_Task directions_.
Write out the listing in full, matching it word for word.

________________________

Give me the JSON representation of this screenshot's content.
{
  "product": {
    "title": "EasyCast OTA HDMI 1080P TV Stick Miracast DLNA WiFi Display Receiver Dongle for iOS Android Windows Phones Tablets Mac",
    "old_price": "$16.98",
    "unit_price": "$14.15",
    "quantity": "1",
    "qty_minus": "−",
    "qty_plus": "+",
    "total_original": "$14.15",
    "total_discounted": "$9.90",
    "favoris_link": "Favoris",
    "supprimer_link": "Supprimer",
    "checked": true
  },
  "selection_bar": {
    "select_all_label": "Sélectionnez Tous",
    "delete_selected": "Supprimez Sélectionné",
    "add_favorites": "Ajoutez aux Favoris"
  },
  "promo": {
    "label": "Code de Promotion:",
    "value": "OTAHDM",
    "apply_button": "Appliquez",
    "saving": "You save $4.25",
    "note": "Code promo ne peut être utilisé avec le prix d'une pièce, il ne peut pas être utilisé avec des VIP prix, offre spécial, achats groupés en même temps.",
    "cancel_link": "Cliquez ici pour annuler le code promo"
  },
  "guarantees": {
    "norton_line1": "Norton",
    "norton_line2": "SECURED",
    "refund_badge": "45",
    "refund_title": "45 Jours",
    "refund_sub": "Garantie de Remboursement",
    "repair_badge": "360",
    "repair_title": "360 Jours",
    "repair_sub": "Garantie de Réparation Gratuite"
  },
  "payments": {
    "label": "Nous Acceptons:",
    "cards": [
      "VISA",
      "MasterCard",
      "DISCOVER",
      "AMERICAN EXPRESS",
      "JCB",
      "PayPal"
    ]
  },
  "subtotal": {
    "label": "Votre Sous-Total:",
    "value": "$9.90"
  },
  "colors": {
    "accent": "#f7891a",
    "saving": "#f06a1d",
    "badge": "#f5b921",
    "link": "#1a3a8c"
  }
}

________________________

_Task result_.
Give me the JSON representation of this screenshot's content.
{
  "product": {
    "title": "EasyCast OTA HDMI 1080P TV Stick Miracast DLNA WiFi Display Receiver Dongle for iOS Android Windows Phones Tablets Mac",
    "old_price": "$16.98",
    "unit_price": "$14.15",
    "quantity": "1",
    "qty_minus": "−",
    "qty_plus": "+",
    "total_original": "$14.15",
    "total_discounted": "$9.90",
    "favoris_link": "Favoris",
    "supprimer_link": "Supprimer",
    "checked": true
  },
  "selection_bar": {
    "select_all_label": "Sélectionnez Tous",
    "delete_selected": "Supprimez Sélectionné",
    "add_favorites": "Ajoutez aux Favoris"
  },
  "promo": {
    "label": "Code de Promotion:",
    "value": "OTAHDM",
    "apply_button": "Appliquez",
    "saving": "You save $4.25",
    "note": "Code promo ne peut être utilisé avec le prix d'une pièce, il ne peut pas être utilisé avec des VIP prix, offre spécial, achats groupés en même temps.",
    "cancel_link": "Cliquez ici pour annuler le code promo"
  },
  "guarantees": {
    "norton_line1": "Norton",
    "norton_line2": "SECURED",
    "refund_badge": "45",
    "refund_title": "45 Jours",
    "refund_sub": "Garantie de Remboursement",
    "repair_badge": "360",
    "repair_title": "360 Jours",
    "repair_sub": "Garantie de Réparation Gratuite"
  },
  "payments": {
    "label": "Nous Acceptons:",
    "cards": [
      "VISA",
      "MasterCard",
      "DISCOVER",
      "AMERICAN EXPRESS",
      "JCB",
      "PayPal"
    ]
  },
  "subtotal": {
    "label": "Votre Sous-Total:",
    "value": "$9.90"
  },
  "colors": {
    "accent": "#f7891a",
    "saving": "#f06a1d",
    "badge": "#f5b921",
    "link": "#1a3a8c"
  }
}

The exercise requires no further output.